Someone started skating with purpose in pursuit.  Little Red raced across the ice but her skates could not take the strain.  One left her foot as she toppled toward the ice.  With outstretched arms the wolf, the big bad one, caught her.

Displaying all the gallantry of Prince Charming, this waltzing wizard on ice pays Little Red a compliment.  What?!  This is beyond her comprehension and her knowledge of this cunning creature.  It does give her an idea though.  This idea grows until it becomes a plan; a plan which turns into a day everyone in attendance will remember, especially the couple wearing new skates skimming along the frozen river into the sunset.

The four sentence introduction to the title page is our prelude to the skillful use of rhyme, repetition and alliteration by author Tara Lazar.  With her words our world fades away; replaced by the enchanted forest.  With ease the persons and animated items from classic children's literature find a new home in her spin on this timeless tale.  Here are a couple of sample sentences.

Little Red's skates were worn-in and worn-out, no longer snow white, and a little too tight.
She frowned at the creases and crumples.

Old MacDonald slipped and fell.

When you first see Little Red gliding in her hood on the ice you know she's in her element.  This gal loves to skate.  You also believe she's oblivious to trouble lurking in the woods along the river.  To the left, on the back and behind her, are folk from nursery rhymes and fairy tales, The Three Blind Mice, Humpty Dumpty, one of The Three Little Pigs, The Queen of Hearts and one of the Seven Dwarfs.  They are wearing winter attire and a variety of expressions.

On the opening and closing endpapers Troy Cummings has placed snowy evergreens and snowflakes in a pattern of blues and diamonds.  The following double-page spread gives readers an overview of the enchanted forest with the river winding around a gingerbread house, castles, The Three Bears, Little Bo-Peep and her sheep, a beanstalk rising into the clouds, a golden braid of hair draped down the side of a tower, and other icons we know.  This takes us to the close-up of Little Red, cape billowing out behind her holding the title text, on the second double-page image.

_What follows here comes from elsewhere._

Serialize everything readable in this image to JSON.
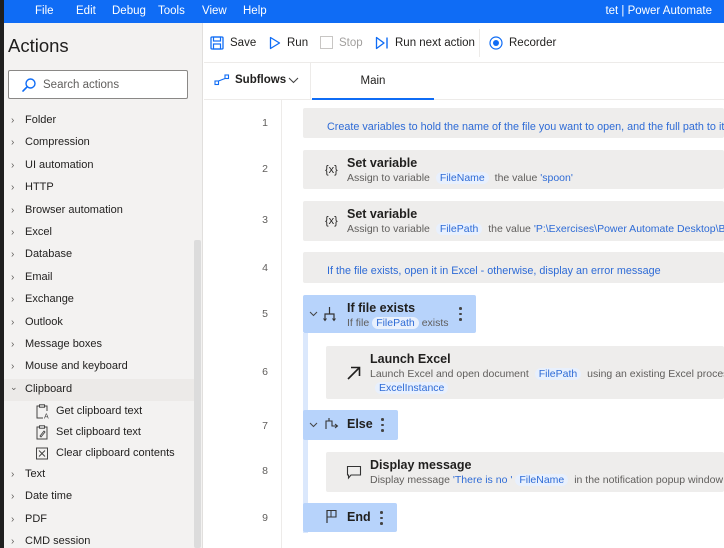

Cool hues with an array of vivid shades color the illustrations in all shapes and sizes throughout this title. Cummings may zoom-in to perfect a point in the narrative or give us a larger perspective to increase our understanding of Little Red's world.  He crosses the gutter flawlessly with the river or inside Grandma's cozy abode.  We pause to look at the details he cleverly includes.

One of my favorite pictures is of the skating competition.  The crowd of characters on the ice is brightly portrayed.  On the outside the spectators are outlined in blue and shaded in pastels.  It works very well drawing our eyes first to the inside where we see oodles of charming friends from books we love. When a boy cries

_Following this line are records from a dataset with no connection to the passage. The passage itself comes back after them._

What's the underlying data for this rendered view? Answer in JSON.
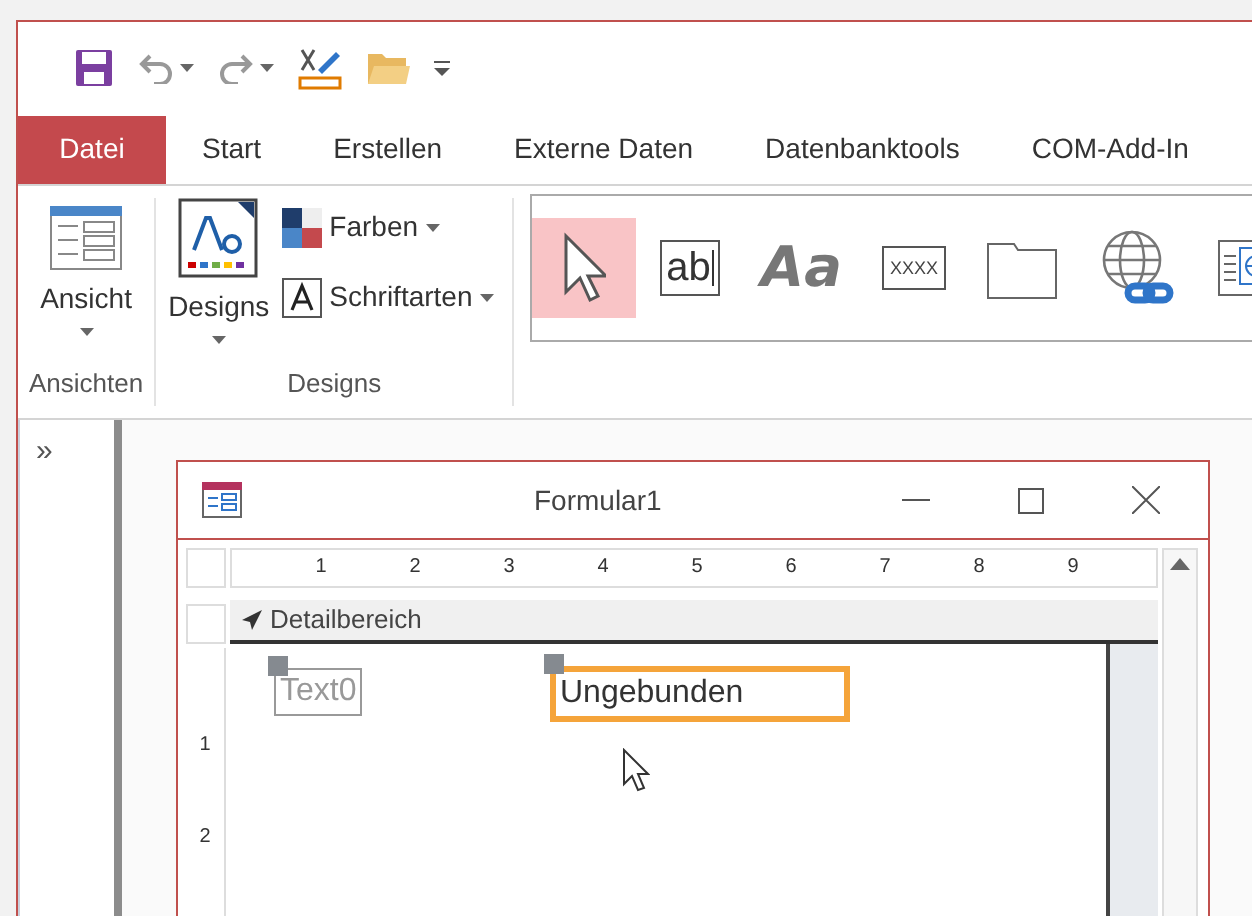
{
  "ribbon_tabs": [
    {
      "label": "Datei",
      "kind": "file"
    },
    {
      "label": "Start",
      "kind": "tab"
    },
    {
      "label": "Erstellen",
      "kind": "tab"
    },
    {
      "label": "Externe Daten",
      "kind": "tab"
    },
    {
      "label": "Datenbanktools",
      "kind": "tab"
    },
    {
      "label": "COM-Add-In",
      "kind": "tab"
    }
  ],
  "groups": {
    "views": {
      "button": "Ansicht",
      "label": "Ansichten"
    },
    "designs": {
      "button": "Designs",
      "colors": "Farben",
      "fonts": "Schriftarten",
      "label": "Designs"
    }
  },
  "controls": [
    {
      "kind": "pointer",
      "selected": true
    },
    {
      "kind": "textbox",
      "label": "ab",
      "selected": false
    },
    {
      "kind": "label",
      "label": "Aa",
      "selected": false
    },
    {
      "kind": "button",
      "label": "XXXX",
      "selected": false
    },
    {
      "kind": "tab",
      "selected": false
    },
    {
      "kind": "hyperlink",
      "selected": false
    },
    {
      "kind": "browser",
      "selected": false
    }
  ],
  "nav_pane": {
    "toggle": "»"
  },
  "form_window": {
    "title": "Formular1",
    "ruler": [
      "1",
      "2",
      "3",
      "4",
      "5",
      "6",
      "7",
      "8",
      "9"
    ],
    "vertical_ruler": [
      "1",
      "2"
    ],
    "section": "Detailbereich",
    "fields": [
      {
        "kind": "label",
        "text": "Text0",
        "selected": false
      },
      {
        "kind": "textbox",
        "text": "Ungebunden",
        "selected": true
      }
    ]
  }
}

he surrounds that word in pink.  The wolf looks quite debonair in his clothing.

Little Red Gliding Hood written by Tara Lazar with pictures by Troy Cummings is fractured fairy tale fun during any season but it's absolutely perfect for the winter months.  As the words are read or heard heads will nod knowingly when they hear familiar names.  You will want to have all those other rhymes and tales ready so readers can enjoy them and this title again and again.  You might want to do a comparison with Little Red and the Very Hungry Lion and Ninja Red Riding Hood.

To learn more about Tara Lazar and Troy Cummings and their work please follow the links attached to their names to access their respective websites.  Tara Lazar has several blog posts dedicated to this title.  The link is here.  At the publisher's website you can view the endpapers, introduction and title pages.  Little Red is interviewed at The Little Crooked Cottage


  1. I love stories that include more than one tale.


  2. So clever! I'll add your book to my TBR List. :)

    1. If you like fractured fairy tales Shelby you are going to love this gem.

  3. Refreshing to read a tale with a twist of adding characters from other fairy tale stories. The original stories have been a child favorite for me. This would be a good story to read to my niece and nephew, as they also enjoy a good fairy tale story. I am more inclined to read more of Tara Lazar's stories. Thank you for sharing this.

    Randall Rogers @ R J Heating and Cooling